EXERCISE DIRECTIONS:
Where an entry below contains an image, skip the image and reproduce the rest exactly.

*** Opening THE INPUT ***

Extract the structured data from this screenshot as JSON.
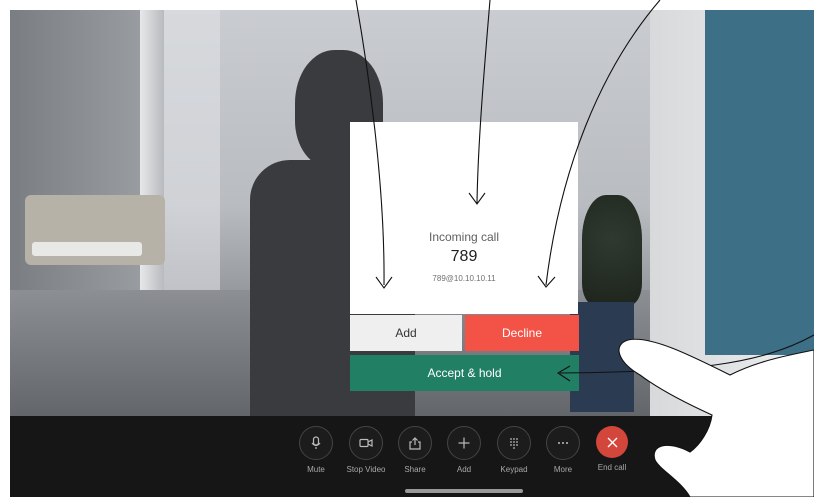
{
  "dialog": {
    "incoming_label": "Incoming call",
    "caller_name": "789",
    "caller_uri": "789@10.10.10.11"
  },
  "actions": {
    "add_label": "Add",
    "decline_label": "Decline",
    "accept_hold_label": "Accept & hold"
  },
  "toolbar": {
    "items": [
      {
        "label": "Mute",
        "icon": "microphone-icon"
      },
      {
        "label": "Stop Video",
        "icon": "camera-icon"
      },
      {
        "label": "Share",
        "icon": "share-icon"
      },
      {
        "label": "Add",
        "icon": "plus-icon"
      },
      {
        "label": "Keypad",
        "icon": "keypad-icon"
      },
      {
        "label": "More",
        "icon": "more-icon"
      },
      {
        "label": "End call",
        "icon": "close-icon"
      }
    ]
  },
  "colors": {
    "accept": "#217f63",
    "decline": "#f25346",
    "end_call": "#d2463b",
    "toolbar_bg": "#161616"
  }
}
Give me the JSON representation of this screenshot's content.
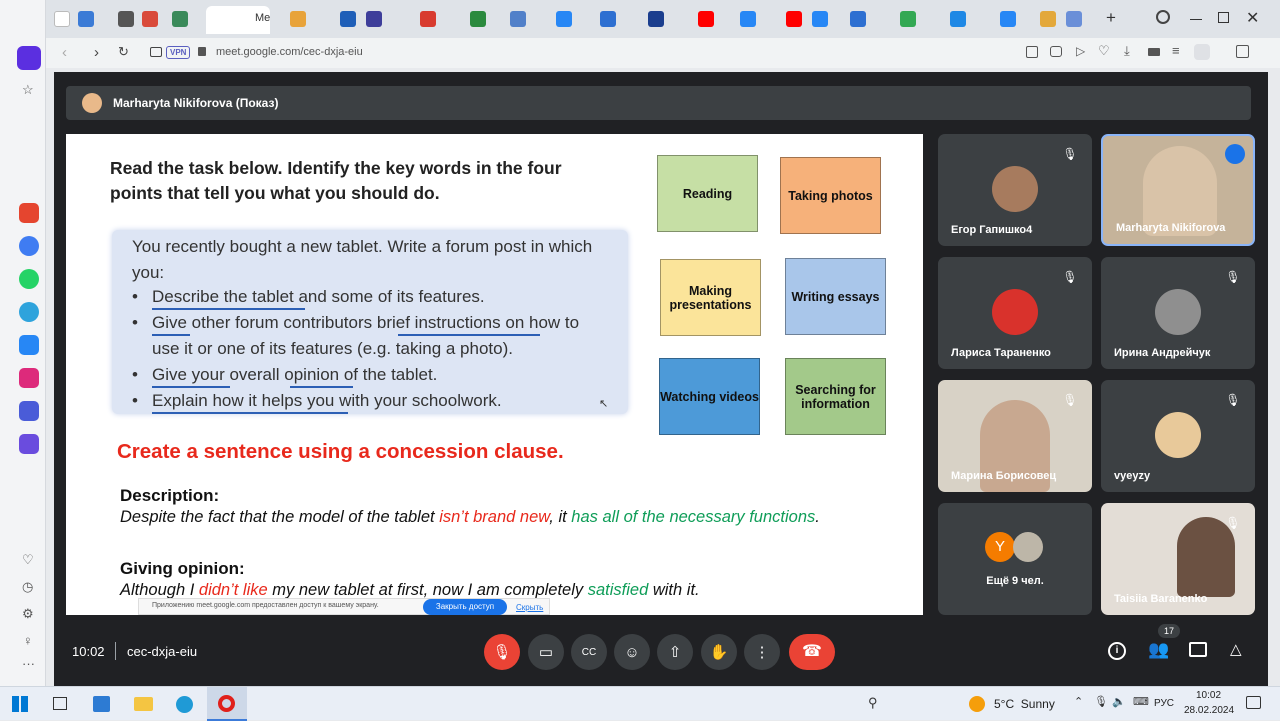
{
  "browser": {
    "tab_label": "Me",
    "url": "meet.google.com/cec-dxja-eiu",
    "vpn_label": "VPN"
  },
  "meet": {
    "presenter_bar": "Marharyta Nikiforova (Показ)",
    "time": "10:02",
    "meeting_code": "cec-dxja-eiu",
    "participants_count": "17"
  },
  "slide": {
    "heading": "Read the task below. Identify the key words in the four points that tell you what you should do.",
    "task_intro": "You recently bought a new tablet. Write a forum post in which you:",
    "bullets": [
      "Describe the tablet and some of its features.",
      "Give other forum contributors brief instructions on how to use it or one of its features (e.g. taking a photo).",
      "Give your overall opinion of the tablet.",
      "Explain how it helps you with your schoolwork."
    ],
    "notes": [
      "Reading",
      "Taking photos",
      "Making presentations",
      "Writing essays",
      "Watching videos",
      "Searching for information"
    ],
    "concession_title": "Create a sentence using a concession clause.",
    "desc_label": "Description:",
    "desc_part1": "Despite the fact that the model of the tablet ",
    "desc_red": "isn’t brand new",
    "desc_part2": ", it ",
    "desc_green": "has all of the necessary functions",
    "desc_end": ".",
    "opinion_label": "Giving opinion:",
    "op_part1": "Although I ",
    "op_red": "didn’t like",
    "op_part2": " my new tablet at first, now I am completely ",
    "op_green": "satisfied",
    "op_end": " with it.",
    "share_notice": "Приложению meet.google.com предоставлен доступ к вашему экрану.",
    "share_stop": "Закрыть доступ",
    "share_hide": "Скрыть"
  },
  "participants": [
    {
      "name": "Егор Гапишко4"
    },
    {
      "name": "Marharyta Nikiforova"
    },
    {
      "name": "Лариса Тараненко"
    },
    {
      "name": "Ирина Андрейчук"
    },
    {
      "name": "Марина Борисовец"
    },
    {
      "name": "vyeyzy"
    },
    {
      "name": "Ещё 9 чел.",
      "avatar_letter": "Y"
    },
    {
      "name": "Taisiia Baranenko"
    }
  ],
  "taskbar": {
    "weather": "5°C  Sunny",
    "lang": "РУС",
    "time": "10:02",
    "date": "28.02.2024"
  },
  "colors": {
    "accent_red": "#ea4335",
    "text_red": "#e8291c",
    "text_green": "#0f9d58",
    "note_green": "#c6dfa5",
    "note_orange": "#f6b17a",
    "note_yellow": "#fbe49a",
    "note_blue": "#a9c6ea",
    "note_blue_dark": "#4d9ad8",
    "note_green_dark": "#a3c98a"
  }
}
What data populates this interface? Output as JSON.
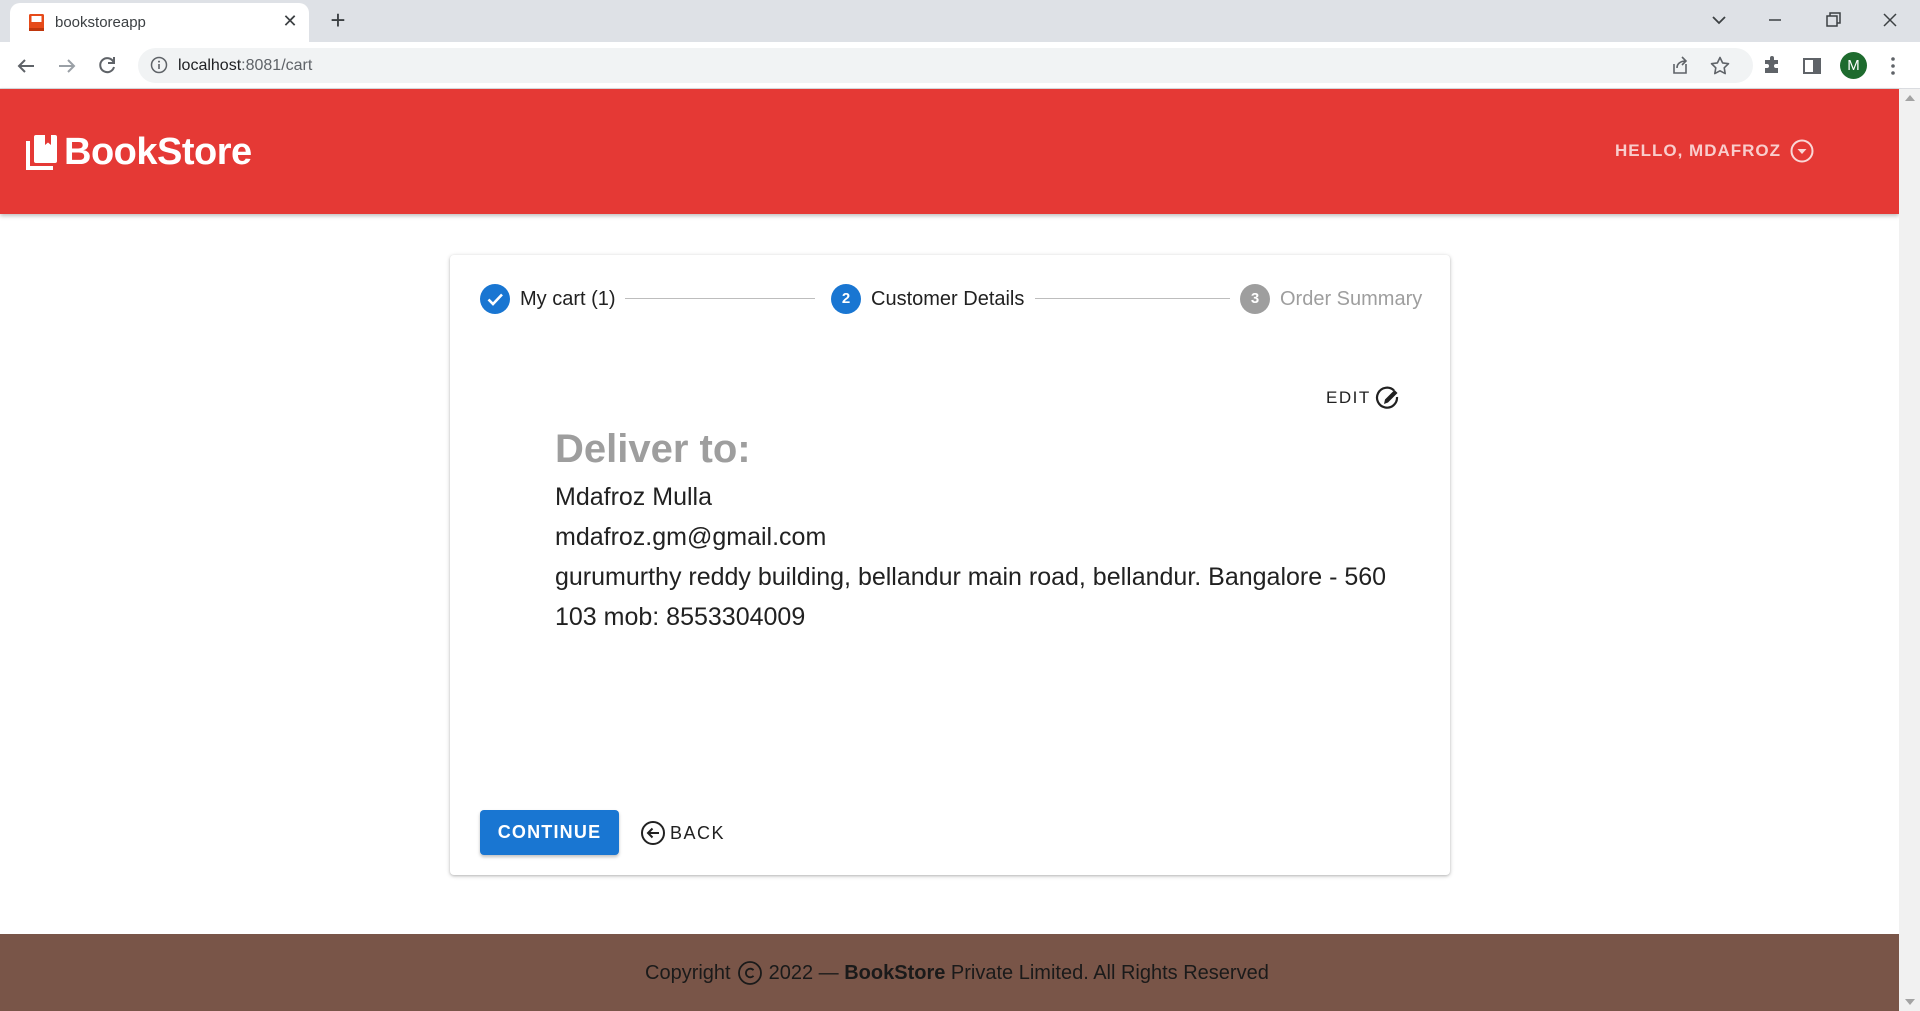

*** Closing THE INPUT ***

RESPONSE TO THIS EXERCISE:
Extract the structured data from this screenshot as JSON.
{
  "dialog": {
    "incoming_label": "Incoming call",
    "caller_name": "789",
    "caller_uri": "789@10.10.10.11"
  },
  "actions": {
    "add_label": "Add",
    "decline_label": "Decline",
    "accept_hold_label": "Accept & hold"
  },
  "toolbar": {
    "items": [
      {
        "label": "Mute",
        "icon": "microphone-icon"
      },
      {
        "label": "Stop Video",
        "icon": "camera-icon"
      },
      {
        "label": "Share",
        "icon": "share-icon"
      },
      {
        "label": "Add",
        "icon": "plus-icon"
      },
      {
        "label": "Keypad",
        "icon": "keypad-icon"
      },
      {
        "label": "More",
        "icon": "more-icon"
      },
      {
        "label": "End call",
        "icon": "close-icon"
      }
    ]
  },
  "colors": {
    "accept": "#217f63",
    "decline": "#f25346",
    "end_call": "#d2463b",
    "toolbar_bg": "#161616"
  }
}
Give me the JSON representation of this screenshot's content.
{
  "browser": {
    "tab_label": "Me",
    "url": "meet.google.com/cec-dxja-eiu",
    "vpn_label": "VPN"
  },
  "meet": {
    "presenter_bar": "Marharyta Nikiforova (Показ)",
    "time": "10:02",
    "meeting_code": "cec-dxja-eiu",
    "participants_count": "17"
  },
  "slide": {
    "heading": "Read the task below. Identify the key words in the four points that tell you what you should do.",
    "task_intro": "You recently bought a new tablet. Write a forum post in which you:",
    "bullets": [
      "Describe the tablet and some of its features.",
      "Give other forum contributors brief instructions on how to use it or one of its features (e.g. taking a photo).",
      "Give your overall opinion of the tablet.",
      "Explain how it helps you with your schoolwork."
    ],
    "notes": [
      "Reading",
      "Taking photos",
      "Making presentations",
      "Writing essays",
      "Watching videos",
      "Searching for information"
    ],
    "concession_title": "Create a sentence using a concession clause.",
    "desc_label": "Description:",
    "desc_part1": "Despite the fact that the model of the tablet ",
    "desc_red": "isn’t brand new",
    "desc_part2": ", it ",
    "desc_green": "has all of the necessary functions",
    "desc_end": ".",
    "opinion_label": "Giving opinion:",
    "op_part1": "Although I ",
    "op_red": "didn’t like",
    "op_part2": " my new tablet at first, now I am completely ",
    "op_green": "satisfied",
    "op_end": " with it.",
    "share_notice": "Приложению meet.google.com предоставлен доступ к вашему экрану.",
    "share_stop": "Закрыть доступ",
    "share_hide": "Скрыть"
  },
  "participants": [
    {
      "name": "Егор Гапишко4"
    },
    {
      "name": "Marharyta Nikiforova"
    },
    {
      "name": "Лариса Тараненко"
    },
    {
      "name": "Ирина Андрейчук"
    },
    {
      "name": "Марина Борисовец"
    },
    {
      "name": "vyeyzy"
    },
    {
      "name": "Ещё 9 чел.",
      "avatar_letter": "Y"
    },
    {
      "name": "Taisiia Baranenko"
    }
  ],
  "taskbar": {
    "weather": "5°C  Sunny",
    "lang": "РУС",
    "time": "10:02",
    "date": "28.02.2024"
  },
  "colors": {
    "accent_red": "#ea4335",
    "text_red": "#e8291c",
    "text_green": "#0f9d58",
    "note_green": "#c6dfa5",
    "note_orange": "#f6b17a",
    "note_yellow": "#fbe49a",
    "note_blue": "#a9c6ea",
    "note_blue_dark": "#4d9ad8",
    "note_green_dark": "#a3c98a"
  }
}
What data populates this interface? Output as JSON.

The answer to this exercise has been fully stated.